• REQUIREMENT
All entries shown below must be given again word for word.

• SUPPLIED RECORDS
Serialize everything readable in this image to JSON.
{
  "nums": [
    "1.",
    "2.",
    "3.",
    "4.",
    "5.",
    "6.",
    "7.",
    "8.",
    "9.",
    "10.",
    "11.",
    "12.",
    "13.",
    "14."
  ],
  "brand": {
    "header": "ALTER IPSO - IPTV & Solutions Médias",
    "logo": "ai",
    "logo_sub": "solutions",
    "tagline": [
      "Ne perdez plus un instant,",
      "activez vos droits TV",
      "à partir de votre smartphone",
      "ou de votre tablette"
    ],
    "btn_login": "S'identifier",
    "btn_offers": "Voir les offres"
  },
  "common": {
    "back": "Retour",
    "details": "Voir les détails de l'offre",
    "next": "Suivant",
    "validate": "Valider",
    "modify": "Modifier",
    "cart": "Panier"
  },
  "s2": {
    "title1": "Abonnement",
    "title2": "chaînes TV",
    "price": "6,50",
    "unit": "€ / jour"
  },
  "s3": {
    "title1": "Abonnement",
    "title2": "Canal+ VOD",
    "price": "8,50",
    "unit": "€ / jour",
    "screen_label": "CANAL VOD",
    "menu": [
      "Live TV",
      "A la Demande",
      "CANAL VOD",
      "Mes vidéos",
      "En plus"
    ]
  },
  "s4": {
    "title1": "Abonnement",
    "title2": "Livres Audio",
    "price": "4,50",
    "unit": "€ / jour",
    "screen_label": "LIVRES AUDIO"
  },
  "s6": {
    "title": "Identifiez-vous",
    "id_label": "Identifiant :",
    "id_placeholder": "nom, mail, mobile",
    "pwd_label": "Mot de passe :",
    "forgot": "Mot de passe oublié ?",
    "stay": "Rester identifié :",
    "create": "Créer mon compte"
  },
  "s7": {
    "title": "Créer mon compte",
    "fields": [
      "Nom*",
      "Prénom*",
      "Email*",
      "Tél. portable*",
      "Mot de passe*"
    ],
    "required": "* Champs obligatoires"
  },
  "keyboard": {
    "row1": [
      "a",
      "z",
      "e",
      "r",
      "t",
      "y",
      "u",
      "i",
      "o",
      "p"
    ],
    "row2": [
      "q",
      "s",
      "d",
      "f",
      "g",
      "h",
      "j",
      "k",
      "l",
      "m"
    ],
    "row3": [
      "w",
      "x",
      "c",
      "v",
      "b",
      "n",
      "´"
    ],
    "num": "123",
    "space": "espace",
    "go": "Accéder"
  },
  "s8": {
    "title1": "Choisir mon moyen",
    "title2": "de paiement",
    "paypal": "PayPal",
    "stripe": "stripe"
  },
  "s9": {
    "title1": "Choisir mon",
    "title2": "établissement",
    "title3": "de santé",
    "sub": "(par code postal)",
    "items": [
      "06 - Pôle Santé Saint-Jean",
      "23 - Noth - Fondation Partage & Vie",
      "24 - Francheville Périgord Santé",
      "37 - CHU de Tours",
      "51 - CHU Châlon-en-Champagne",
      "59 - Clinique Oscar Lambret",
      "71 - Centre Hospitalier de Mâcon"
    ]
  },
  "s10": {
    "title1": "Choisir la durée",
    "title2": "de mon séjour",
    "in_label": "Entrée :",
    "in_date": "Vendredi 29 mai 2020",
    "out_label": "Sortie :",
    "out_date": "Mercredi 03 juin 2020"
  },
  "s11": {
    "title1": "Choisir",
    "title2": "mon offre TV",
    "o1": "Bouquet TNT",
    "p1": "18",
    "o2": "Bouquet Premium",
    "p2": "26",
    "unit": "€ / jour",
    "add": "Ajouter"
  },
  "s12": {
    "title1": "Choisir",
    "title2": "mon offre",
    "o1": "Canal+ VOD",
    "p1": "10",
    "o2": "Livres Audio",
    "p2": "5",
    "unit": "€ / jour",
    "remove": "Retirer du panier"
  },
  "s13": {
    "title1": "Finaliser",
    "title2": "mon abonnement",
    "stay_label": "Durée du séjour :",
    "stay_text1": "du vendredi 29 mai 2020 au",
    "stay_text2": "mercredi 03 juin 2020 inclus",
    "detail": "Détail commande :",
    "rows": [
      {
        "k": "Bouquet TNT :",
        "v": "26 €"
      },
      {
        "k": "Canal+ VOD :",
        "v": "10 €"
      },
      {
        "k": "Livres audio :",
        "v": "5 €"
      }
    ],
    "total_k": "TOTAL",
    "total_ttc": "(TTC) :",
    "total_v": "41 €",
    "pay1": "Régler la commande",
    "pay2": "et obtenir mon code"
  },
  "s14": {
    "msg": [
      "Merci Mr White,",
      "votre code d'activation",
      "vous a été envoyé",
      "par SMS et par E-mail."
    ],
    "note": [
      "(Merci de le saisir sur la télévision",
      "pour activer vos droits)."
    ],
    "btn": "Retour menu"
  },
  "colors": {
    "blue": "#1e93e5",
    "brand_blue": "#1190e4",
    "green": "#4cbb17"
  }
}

• YOUR SOLUTION
Serialize everything readable in this image to JSON.
{
  "nums": [
    "1.",
    "2.",
    "3.",
    "4.",
    "5.",
    "6.",
    "7.",
    "8.",
    "9.",
    "10.",
    "11.",
    "12.",
    "13.",
    "14."
  ],
  "brand": {
    "header": "ALTER IPSO - IPTV & Solutions Médias",
    "logo": "ai",
    "logo_sub": "solutions",
    "tagline": [
      "Ne perdez plus un instant,",
      "activez vos droits TV",
      "à partir de votre smartphone",
      "ou de votre tablette"
    ],
    "btn_login": "S'identifier",
    "btn_offers": "Voir les offres"
  },
  "common": {
    "back": "Retour",
    "details": "Voir les détails de l'offre",
    "next": "Suivant",
    "validate": "Valider",
    "modify": "Modifier",
    "cart": "Panier"
  },
  "s2": {
    "title1": "Abonnement",
    "title2": "chaînes TV",
    "price": "6,50",
    "unit": "€ / jour"
  },
  "s3": {
    "title1": "Abonnement",
    "title2": "Canal+ VOD",
    "price": "8,50",
    "unit": "€ / jour",
    "screen_label": "CANAL VOD",
    "menu": [
      "Live TV",
      "A la Demande",
      "CANAL VOD",
      "Mes vidéos",
      "En plus"
    ]
  },
  "s4": {
    "title1": "Abonnement",
    "title2": "Livres Audio",
    "price": "4,50",
    "unit": "€ / jour",
    "screen_label": "LIVRES AUDIO"
  },
  "s6": {
    "title": "Identifiez-vous",
    "id_label": "Identifiant :",
    "id_placeholder": "nom, mail, mobile",
    "pwd_label": "Mot de passe :",
    "forgot": "Mot de passe oublié ?",
    "stay": "Rester identifié :",
    "create": "Créer mon compte"
  },
  "s7": {
    "title": "Créer mon compte",
    "fields": [
      "Nom*",
      "Prénom*",
      "Email*",
      "Tél. portable*",
      "Mot de passe*"
    ],
    "required": "* Champs obligatoires"
  },
  "keyboard": {
    "row1": [
      "a",
      "z",
      "e",
      "r",
      "t",
      "y",
      "u",
      "i",
      "o",
      "p"
    ],
    "row2": [
      "q",
      "s",
      "d",
      "f",
      "g",
      "h",
      "j",
      "k",
      "l",
      "m"
    ],
    "row3": [
      "w",
      "x",
      "c",
      "v",
      "b",
      "n",
      "´"
    ],
    "num": "123",
    "space": "espace",
    "go": "Accéder"
  },
  "s8": {
    "title1": "Choisir mon moyen",
    "title2": "de paiement",
    "paypal": "PayPal",
    "stripe": "stripe"
  },
  "s9": {
    "title1": "Choisir mon",
    "title2": "établissement",
    "title3": "de santé",
    "sub": "(par code postal)",
    "items": [
      "06 - Pôle Santé Saint-Jean",
      "23 - Noth - Fondation Partage & Vie",
      "24 - Francheville Périgord Santé",
      "37 - CHU de Tours",
      "51 - CHU Châlon-en-Champagne",
      "59 - Clinique Oscar Lambret",
      "71 - Centre Hospitalier de Mâcon"
    ]
  },
  "s10": {
    "title1": "Choisir la durée",
    "title2": "de mon séjour",
    "in_label": "Entrée :",
    "in_date": "Vendredi 29 mai 2020",
    "out_label": "Sortie :",
    "out_date": "Mercredi 03 juin 2020"
  },
  "s11": {
    "title1": "Choisir",
    "title2": "mon offre TV",
    "o1": "Bouquet TNT",
    "p1": "18",
    "o2": "Bouquet Premium",
    "p2": "26",
    "unit": "€ / jour",
    "add": "Ajouter"
  },
  "s12": {
    "title1": "Choisir",
    "title2": "mon offre",
    "o1": "Canal+ VOD",
    "p1": "10",
    "o2": "Livres Audio",
    "p2": "5",
    "unit": "€ / jour",
    "remove": "Retirer du panier"
  },
  "s13": {
    "title1": "Finaliser",
    "title2": "mon abonnement",
    "stay_label": "Durée du séjour :",
    "stay_text1": "du vendredi 29 mai 2020 au",
    "stay_text2": "mercredi 03 juin 2020 inclus",
    "detail": "Détail commande :",
    "rows": [
      {
        "k": "Bouquet TNT :",
        "v": "26 €"
      },
      {
        "k": "Canal+ VOD :",
        "v": "10 €"
      },
      {
        "k": "Livres audio :",
        "v": "5 €"
      }
    ],
    "total_k": "TOTAL",
    "total_ttc": "(TTC) :",
    "total_v": "41 €",
    "pay1": "Régler la commande",
    "pay2": "et obtenir mon code"
  },
  "s14": {
    "msg": [
      "Merci Mr White,",
      "votre code d'activation",
      "vous a été envoyé",
      "par SMS et par E-mail."
    ],
    "note": [
      "(Merci de le saisir sur la télévision",
      "pour activer vos droits)."
    ],
    "btn": "Retour menu"
  },
  "colors": {
    "blue": "#1e93e5",
    "brand_blue": "#1190e4",
    "green": "#4cbb17"
  }
}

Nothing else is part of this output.